Michael Dodson

Yeah sure blame the proffers (not disagreeing) but the change in fees (and some policies) might encourage infill but we all know the big (hot) new developments will continue to push Amelia, Powhatan, Hanover and beyond. We will sprawl out like Northern Virginia.

Bruce Milam
Michael, The Richmond community is continuing to add 2 new jobs for every new building permit. The high demand for housing will drive rental rates and housing costs northward if we discourage housing growth. That, in turn, will stifle growth. There’s no question that there will be increased pressure on the outlying suburbs to allow housing growth, but densities will be controlled by the lack of sanitary sewer treatment facilities and other infrastructure. Meanwhile, if you took a helicopter up 2,000 feet and looked at Richmond, mostly you’d see a canopy of green from Goochland to New Kent, and from… Read more »
Daniel Graves
This is coming from a builder whom benefits from the construction of homes. Developers are like organisms- when they stop growing, their pockets start drying up. Most of them are crooked as can be. Examples are…..paying supervisors off to allow rezoning, using cheap subcontractors to build CHEAP/expensive homes so the developer reaps the majority of the money. I looked up DR Horton and the first thing that popped up was people protesting outside their office in Florida for poor quality/durable, long lasting homes. I care more about leaving the green spaces alone more than a crooked developers’ pockets, but they… Read more »
Daniel Graves

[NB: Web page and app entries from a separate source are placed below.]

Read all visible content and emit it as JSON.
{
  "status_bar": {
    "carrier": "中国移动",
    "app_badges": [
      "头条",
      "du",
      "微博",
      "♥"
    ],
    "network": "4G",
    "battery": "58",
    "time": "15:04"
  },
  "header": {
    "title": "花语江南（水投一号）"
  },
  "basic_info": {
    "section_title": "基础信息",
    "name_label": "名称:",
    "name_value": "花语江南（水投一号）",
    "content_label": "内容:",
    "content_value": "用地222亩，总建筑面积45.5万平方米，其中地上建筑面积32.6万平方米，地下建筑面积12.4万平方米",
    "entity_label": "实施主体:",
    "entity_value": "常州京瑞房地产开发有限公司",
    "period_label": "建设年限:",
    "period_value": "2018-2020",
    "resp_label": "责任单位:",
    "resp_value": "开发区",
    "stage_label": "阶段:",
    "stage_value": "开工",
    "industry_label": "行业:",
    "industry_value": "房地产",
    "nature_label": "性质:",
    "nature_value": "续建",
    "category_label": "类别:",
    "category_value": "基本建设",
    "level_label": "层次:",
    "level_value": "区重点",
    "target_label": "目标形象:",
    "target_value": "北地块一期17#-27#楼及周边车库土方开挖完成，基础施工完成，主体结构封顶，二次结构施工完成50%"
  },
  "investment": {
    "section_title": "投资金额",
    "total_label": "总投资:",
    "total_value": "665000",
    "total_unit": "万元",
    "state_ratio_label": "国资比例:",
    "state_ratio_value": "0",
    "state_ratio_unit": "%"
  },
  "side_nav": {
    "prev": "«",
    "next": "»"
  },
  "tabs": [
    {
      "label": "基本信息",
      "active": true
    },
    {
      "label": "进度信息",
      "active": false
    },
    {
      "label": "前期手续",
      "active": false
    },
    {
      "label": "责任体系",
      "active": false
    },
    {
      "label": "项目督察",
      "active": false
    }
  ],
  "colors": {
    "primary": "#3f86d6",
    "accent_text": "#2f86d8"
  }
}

Oh yeah….by the way. Out of 83 nationally consumer reviews they had a 1.3 rating out of 5. Explain that one?

Daniel Graves

Just what the Richmond area needs, more destruction of farmland and woodlands to have the developer get rich for some more cookie cutter homes. Suburban sprawl is real and demoralizing.